Improved economic conditions in the UK are encouraging private house builders to increase construction but they are still not building enough homes, according to a new analysis. According to the latest report from property firm Savills, house builders are benefitting from the gathering pace of housing market recovery and the revival is already showing signs of boosting construction levels.
As builders reported growing company profits over the summer, some of the bigger players voiced their intention to increase production following a surge in buyer demand prompted by the government’s incentive Help to Buy scheme. For many, this means building on an already busy spring. Government statistics show that building work started on just over 23,000 private homes in England during the first three months of this year. This represents an increase of 18% on the same period last year.
The rise in construction predates the launch of the £130 billion Help to Buy scheme in April aimed at stimulating house building by helping buyers on and up the property ladder. Under the first part of the scheme, buyers of new build homes can borrow an equity loan worth up to 20% of the value of a property priced up to £600,000. The second and more radical part of the measure which offers a mortgage guarantee to buyers of all properties comes into play in January 2014.

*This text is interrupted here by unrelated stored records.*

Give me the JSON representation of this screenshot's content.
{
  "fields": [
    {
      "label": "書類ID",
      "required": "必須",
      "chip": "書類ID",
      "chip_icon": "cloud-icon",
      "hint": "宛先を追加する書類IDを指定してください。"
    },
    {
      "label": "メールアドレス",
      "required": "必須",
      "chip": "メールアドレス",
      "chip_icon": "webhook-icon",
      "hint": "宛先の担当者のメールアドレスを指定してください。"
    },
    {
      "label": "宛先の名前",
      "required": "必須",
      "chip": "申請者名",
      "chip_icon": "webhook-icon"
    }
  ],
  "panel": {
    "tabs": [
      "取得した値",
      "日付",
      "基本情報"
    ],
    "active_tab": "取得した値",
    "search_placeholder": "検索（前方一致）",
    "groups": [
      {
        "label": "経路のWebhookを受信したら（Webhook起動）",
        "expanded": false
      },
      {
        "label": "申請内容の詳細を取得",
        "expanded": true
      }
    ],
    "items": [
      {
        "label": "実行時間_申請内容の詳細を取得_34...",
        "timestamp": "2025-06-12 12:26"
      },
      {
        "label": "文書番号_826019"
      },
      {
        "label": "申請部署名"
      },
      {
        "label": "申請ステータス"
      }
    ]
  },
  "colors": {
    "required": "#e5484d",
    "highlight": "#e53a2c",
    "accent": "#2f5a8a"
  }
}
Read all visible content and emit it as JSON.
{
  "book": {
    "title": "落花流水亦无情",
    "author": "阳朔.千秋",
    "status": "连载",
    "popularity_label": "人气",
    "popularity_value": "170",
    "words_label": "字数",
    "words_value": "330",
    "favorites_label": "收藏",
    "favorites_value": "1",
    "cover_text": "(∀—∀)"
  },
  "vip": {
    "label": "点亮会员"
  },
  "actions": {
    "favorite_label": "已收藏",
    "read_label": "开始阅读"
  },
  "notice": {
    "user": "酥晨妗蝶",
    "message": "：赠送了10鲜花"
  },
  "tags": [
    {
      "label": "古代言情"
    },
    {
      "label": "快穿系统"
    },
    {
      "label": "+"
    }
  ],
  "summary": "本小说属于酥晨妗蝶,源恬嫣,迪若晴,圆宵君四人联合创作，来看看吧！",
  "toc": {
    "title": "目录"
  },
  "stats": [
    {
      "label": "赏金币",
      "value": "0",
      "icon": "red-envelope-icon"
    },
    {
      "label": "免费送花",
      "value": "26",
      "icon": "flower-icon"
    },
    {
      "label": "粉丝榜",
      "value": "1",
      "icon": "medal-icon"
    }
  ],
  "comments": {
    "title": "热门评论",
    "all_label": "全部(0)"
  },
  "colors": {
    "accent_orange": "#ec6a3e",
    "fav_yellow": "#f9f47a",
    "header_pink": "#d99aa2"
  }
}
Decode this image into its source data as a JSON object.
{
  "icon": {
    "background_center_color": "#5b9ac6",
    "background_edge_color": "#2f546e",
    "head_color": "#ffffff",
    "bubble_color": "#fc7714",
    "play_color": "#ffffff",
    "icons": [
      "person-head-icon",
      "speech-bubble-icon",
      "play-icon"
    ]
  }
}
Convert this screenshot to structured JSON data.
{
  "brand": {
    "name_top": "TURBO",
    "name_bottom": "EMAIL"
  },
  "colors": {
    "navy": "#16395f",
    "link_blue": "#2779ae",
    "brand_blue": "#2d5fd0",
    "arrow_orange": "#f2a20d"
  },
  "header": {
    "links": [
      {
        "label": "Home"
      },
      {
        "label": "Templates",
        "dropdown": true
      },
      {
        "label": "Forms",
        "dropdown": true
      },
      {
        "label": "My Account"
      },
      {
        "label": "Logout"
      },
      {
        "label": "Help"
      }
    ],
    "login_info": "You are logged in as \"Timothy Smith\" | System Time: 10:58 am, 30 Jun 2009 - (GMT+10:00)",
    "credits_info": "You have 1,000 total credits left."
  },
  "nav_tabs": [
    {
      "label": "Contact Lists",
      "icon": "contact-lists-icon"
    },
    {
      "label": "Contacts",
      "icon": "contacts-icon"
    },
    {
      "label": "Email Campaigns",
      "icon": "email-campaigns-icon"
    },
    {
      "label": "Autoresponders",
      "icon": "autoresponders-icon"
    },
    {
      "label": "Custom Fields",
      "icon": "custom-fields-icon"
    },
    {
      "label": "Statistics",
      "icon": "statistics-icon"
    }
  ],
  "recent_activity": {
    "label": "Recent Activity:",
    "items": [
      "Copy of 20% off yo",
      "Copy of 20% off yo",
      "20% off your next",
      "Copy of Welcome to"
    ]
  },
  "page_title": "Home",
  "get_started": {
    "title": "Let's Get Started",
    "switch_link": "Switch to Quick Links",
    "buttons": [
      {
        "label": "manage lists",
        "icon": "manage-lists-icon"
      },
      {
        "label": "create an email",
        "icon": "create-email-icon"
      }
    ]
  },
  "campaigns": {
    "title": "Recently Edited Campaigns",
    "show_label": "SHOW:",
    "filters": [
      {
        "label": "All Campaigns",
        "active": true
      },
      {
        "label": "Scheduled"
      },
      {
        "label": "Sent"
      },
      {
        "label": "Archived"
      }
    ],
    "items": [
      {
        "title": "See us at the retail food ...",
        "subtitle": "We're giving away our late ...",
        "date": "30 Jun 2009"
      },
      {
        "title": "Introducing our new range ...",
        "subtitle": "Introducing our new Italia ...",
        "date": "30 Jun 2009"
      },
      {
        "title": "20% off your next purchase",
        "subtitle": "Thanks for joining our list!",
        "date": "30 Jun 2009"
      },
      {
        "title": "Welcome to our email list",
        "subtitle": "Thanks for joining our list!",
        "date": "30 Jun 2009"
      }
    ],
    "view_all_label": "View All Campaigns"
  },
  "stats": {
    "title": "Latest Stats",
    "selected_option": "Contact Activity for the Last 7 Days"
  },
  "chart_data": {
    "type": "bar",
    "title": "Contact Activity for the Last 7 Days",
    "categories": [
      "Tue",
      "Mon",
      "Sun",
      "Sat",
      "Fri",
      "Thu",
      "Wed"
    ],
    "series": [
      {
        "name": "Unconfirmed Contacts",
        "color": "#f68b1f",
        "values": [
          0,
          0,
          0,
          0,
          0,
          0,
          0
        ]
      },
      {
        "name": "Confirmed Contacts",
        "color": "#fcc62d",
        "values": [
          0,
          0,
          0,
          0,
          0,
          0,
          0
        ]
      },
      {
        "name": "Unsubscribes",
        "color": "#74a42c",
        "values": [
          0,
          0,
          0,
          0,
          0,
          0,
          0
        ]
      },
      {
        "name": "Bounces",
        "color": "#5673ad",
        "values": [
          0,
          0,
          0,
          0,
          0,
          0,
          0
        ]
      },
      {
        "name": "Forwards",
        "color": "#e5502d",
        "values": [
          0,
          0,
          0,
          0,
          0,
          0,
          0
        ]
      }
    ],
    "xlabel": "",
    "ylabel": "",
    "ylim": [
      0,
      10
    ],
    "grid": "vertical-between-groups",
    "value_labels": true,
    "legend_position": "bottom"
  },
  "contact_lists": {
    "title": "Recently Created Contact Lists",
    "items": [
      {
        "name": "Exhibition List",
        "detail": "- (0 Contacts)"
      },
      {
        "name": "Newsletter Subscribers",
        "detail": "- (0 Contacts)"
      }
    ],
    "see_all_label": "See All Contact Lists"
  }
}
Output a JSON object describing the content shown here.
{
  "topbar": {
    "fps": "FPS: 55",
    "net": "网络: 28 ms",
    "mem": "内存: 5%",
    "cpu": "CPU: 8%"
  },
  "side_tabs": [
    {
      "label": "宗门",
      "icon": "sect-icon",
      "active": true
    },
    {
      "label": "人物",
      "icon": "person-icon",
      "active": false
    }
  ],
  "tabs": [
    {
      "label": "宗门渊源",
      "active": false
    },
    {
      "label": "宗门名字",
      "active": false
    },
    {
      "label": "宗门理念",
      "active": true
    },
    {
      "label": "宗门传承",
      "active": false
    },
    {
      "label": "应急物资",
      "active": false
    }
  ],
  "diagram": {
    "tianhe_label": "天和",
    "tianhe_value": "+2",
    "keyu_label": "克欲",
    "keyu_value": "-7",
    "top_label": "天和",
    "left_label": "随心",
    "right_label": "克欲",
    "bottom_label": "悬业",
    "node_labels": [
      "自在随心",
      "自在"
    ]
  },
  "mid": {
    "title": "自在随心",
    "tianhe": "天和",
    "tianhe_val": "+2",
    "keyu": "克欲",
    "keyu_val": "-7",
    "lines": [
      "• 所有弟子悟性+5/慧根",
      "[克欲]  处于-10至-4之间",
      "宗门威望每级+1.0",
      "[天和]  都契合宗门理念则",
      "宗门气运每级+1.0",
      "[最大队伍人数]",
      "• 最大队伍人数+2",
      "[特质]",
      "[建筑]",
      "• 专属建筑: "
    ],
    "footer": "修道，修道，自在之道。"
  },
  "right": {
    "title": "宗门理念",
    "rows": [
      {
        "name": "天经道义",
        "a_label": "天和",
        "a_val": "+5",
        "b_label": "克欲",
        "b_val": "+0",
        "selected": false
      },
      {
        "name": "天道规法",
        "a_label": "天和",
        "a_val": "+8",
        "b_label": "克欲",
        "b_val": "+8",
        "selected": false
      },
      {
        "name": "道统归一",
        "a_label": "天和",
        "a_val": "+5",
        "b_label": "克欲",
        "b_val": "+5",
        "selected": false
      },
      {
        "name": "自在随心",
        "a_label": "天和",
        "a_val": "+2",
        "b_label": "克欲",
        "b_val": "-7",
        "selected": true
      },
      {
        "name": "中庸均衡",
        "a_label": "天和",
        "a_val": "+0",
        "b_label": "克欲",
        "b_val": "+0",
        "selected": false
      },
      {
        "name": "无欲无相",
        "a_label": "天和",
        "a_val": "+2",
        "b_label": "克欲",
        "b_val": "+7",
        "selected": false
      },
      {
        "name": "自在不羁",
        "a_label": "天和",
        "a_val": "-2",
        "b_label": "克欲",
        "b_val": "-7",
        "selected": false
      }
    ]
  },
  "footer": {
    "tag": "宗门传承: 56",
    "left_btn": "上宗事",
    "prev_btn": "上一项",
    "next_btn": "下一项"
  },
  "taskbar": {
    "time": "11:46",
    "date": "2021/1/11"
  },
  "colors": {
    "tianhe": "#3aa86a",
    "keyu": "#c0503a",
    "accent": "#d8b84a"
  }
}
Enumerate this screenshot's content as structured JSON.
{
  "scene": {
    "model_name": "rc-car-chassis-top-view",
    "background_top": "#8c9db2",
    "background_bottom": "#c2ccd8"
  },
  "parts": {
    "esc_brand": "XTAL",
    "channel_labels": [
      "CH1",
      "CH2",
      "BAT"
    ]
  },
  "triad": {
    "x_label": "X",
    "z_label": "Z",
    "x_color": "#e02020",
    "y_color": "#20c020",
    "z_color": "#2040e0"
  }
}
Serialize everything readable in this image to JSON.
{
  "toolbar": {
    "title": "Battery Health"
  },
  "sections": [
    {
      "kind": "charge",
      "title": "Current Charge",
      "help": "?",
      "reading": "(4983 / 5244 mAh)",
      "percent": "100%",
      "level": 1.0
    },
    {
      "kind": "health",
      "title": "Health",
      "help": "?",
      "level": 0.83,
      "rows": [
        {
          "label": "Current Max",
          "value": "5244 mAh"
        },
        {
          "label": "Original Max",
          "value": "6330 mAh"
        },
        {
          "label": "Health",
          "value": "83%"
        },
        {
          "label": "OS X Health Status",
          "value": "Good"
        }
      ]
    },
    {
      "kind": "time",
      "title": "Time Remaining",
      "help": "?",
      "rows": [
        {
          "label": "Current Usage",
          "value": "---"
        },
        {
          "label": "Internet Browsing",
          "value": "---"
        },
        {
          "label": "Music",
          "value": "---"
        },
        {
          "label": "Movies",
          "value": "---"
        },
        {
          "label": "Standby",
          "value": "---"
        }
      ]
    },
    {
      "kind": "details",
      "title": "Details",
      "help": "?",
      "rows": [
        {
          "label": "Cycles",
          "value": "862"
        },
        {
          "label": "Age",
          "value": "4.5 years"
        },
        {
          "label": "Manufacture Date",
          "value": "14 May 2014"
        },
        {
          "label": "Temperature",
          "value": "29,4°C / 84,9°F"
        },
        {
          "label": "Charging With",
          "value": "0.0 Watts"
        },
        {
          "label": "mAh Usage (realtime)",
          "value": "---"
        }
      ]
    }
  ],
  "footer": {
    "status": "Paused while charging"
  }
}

The government says that the Help to Buy equity loan encouraged almost 7,000 reservations in the first three months. There are now more than 400 builders across the country registered for Help to Buy, some of them smaller developers that would have been kept out of previous schemes. However, the report points out that critics of Help to Buy, which include the International Monetary Fund, the previous Governor of the Bank of England and the Office for Budget Responsibility, fear that the scheme will simply stoke up property prices rather than encourage house builders to build.
Quote from PropertyForum.com : “As governments around the world continue to scratch their heads with regards to ideas to inject confidence into their local economies, it seems that the property market is very much under the spotlight.”
The report also says that it is not the only government measure helping to buoy the property market. Funding for Lending, designed to provide banks with cheap money, has had a greater impact on the mortgage lending than it has on lending to small businesses. Growing demand from home buyers with access to an improved mortgage market has in turn served to boost sales.
Barratt has indicated that their completions of new homes would rise by 20% compared with two years ago. ‘The Help to Buy initiative will be particularly beneficial in areas where the property market has been more subdued, as building sites which may not have previously delivered the necessary sales volumes, become commercially viable,’ said Yolande Barnes, director of residential research at Savills. ‘This said, house builders are starting from a very low level. At an average rate of 115,000 new homes a year, house building levels in England are currently half of those needed to meet the formation of new households which is expected to rise by 220,000 a year. Last year, private builders delivered just 88,000 homes. Since 2007, building levels have dipped to rates not seen since the 1920s,’ she pointed out.
‘Moreover, although the number of starts rose in the first quarter this year, the number of completions fell over the same period. That means the recent increases in house building will take time to feed through to sales,’ she added.
The report also says that even with a government boost, there are constraints to the number of homes private house builders can physically deliver. Some cite difficulties in recruiting a large enough workforce as a current barrier to building more. Others blame a slow planning system as another frustrating hurdle. Indeed, Barnes said that it is questionable whether private house building for sale can ever provide the volumes necessary to meet demands of the growing population. ‘At its highest in the 1960s, private house building delivered about 200,000 homes a year. We are unlikely to return to those levels in today’s market. Government incentives schemes do not alter the fact that demand for homes remains constrained by property prices that are high relative to income,’ she added.